ENTRIES SHOWN:
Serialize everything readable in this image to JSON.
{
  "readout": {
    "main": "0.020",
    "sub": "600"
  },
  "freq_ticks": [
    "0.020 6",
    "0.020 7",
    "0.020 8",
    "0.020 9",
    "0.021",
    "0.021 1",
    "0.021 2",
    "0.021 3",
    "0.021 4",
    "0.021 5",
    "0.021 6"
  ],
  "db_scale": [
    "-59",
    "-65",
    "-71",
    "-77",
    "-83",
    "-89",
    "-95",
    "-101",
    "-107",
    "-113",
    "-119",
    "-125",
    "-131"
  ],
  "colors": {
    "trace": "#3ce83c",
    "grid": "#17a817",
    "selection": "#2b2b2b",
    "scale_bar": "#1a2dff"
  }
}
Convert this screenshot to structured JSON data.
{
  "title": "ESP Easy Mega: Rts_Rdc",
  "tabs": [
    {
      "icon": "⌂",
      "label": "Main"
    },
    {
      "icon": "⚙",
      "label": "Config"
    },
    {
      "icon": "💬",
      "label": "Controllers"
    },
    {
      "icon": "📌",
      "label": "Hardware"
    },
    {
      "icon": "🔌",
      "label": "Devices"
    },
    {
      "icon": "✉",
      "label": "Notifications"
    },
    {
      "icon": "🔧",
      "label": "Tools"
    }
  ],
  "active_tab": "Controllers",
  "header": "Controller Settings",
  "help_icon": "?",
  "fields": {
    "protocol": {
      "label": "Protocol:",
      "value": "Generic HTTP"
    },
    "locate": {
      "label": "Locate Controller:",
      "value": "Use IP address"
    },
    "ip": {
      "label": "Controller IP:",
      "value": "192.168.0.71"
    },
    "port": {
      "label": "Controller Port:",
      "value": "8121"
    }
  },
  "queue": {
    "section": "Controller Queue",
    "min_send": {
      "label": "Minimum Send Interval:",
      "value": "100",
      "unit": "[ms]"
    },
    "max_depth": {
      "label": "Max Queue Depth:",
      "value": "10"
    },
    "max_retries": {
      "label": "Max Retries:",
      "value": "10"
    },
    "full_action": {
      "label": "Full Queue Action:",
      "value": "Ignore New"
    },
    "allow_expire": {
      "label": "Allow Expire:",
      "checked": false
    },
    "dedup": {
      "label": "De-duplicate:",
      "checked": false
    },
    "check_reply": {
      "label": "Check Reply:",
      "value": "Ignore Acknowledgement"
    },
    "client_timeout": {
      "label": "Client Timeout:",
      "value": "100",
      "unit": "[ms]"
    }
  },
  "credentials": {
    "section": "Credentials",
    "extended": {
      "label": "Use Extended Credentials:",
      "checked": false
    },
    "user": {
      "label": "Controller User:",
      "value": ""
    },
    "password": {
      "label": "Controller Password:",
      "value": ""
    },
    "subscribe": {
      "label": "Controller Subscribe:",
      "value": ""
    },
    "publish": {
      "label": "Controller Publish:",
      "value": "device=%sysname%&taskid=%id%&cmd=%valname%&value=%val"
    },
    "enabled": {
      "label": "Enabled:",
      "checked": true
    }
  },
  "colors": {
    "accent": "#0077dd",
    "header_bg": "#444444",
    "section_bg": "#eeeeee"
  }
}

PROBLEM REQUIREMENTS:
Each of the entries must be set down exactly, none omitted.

EXERCISE RESULT:
Serialize everything readable in this image to JSON.
{
  "readout": {
    "main": "0.020",
    "sub": "600"
  },
  "freq_ticks": [
    "0.020 6",
    "0.020 7",
    "0.020 8",
    "0.020 9",
    "0.021",
    "0.021 1",
    "0.021 2",
    "0.021 3",
    "0.021 4",
    "0.021 5",
    "0.021 6"
  ],
  "db_scale": [
    "-59",
    "-65",
    "-71",
    "-77",
    "-83",
    "-89",
    "-95",
    "-101",
    "-107",
    "-113",
    "-119",
    "-125",
    "-131"
  ],
  "colors": {
    "trace": "#3ce83c",
    "grid": "#17a817",
    "selection": "#2b2b2b",
    "scale_bar": "#1a2dff"
  }
}
Convert this screenshot to structured JSON data.
{
  "title": "ESP Easy Mega: Rts_Rdc",
  "tabs": [
    {
      "icon": "⌂",
      "label": "Main"
    },
    {
      "icon": "⚙",
      "label": "Config"
    },
    {
      "icon": "💬",
      "label": "Controllers"
    },
    {
      "icon": "📌",
      "label": "Hardware"
    },
    {
      "icon": "🔌",
      "label": "Devices"
    },
    {
      "icon": "✉",
      "label": "Notifications"
    },
    {
      "icon": "🔧",
      "label": "Tools"
    }
  ],
  "active_tab": "Controllers",
  "header": "Controller Settings",
  "help_icon": "?",
  "fields": {
    "protocol": {
      "label": "Protocol:",
      "value": "Generic HTTP"
    },
    "locate": {
      "label": "Locate Controller:",
      "value": "Use IP address"
    },
    "ip": {
      "label": "Controller IP:",
      "value": "192.168.0.71"
    },
    "port": {
      "label": "Controller Port:",
      "value": "8121"
    }
  },
  "queue": {
    "section": "Controller Queue",
    "min_send": {
      "label": "Minimum Send Interval:",
      "value": "100",
      "unit": "[ms]"
    },
    "max_depth": {
      "label": "Max Queue Depth:",
      "value": "10"
    },
    "max_retries": {
      "label": "Max Retries:",
      "value": "10"
    },
    "full_action": {
      "label": "Full Queue Action:",
      "value": "Ignore New"
    },
    "allow_expire": {
      "label": "Allow Expire:",
      "checked": false
    },
    "dedup": {
      "label": "De-duplicate:",
      "checked": false
    },
    "check_reply": {
      "label": "Check Reply:",
      "value": "Ignore Acknowledgement"
    },
    "client_timeout": {
      "label": "Client Timeout:",
      "value": "100",
      "unit": "[ms]"
    }
  },
  "credentials": {
    "section": "Credentials",
    "extended": {
      "label": "Use Extended Credentials:",
      "checked": false
    },
    "user": {
      "label": "Controller User:",
      "value": ""
    },
    "password": {
      "label": "Controller Password:",
      "value": ""
    },
    "subscribe": {
      "label": "Controller Subscribe:",
      "value": ""
    },
    "publish": {
      "label": "Controller Publish:",
      "value": "device=%sysname%&taskid=%id%&cmd=%valname%&value=%val"
    },
    "enabled": {
      "label": "Enabled:",
      "checked": true
    }
  },
  "colors": {
    "accent": "#0077dd",
    "header_bg": "#444444",
    "section_bg": "#eeeeee"
  }
}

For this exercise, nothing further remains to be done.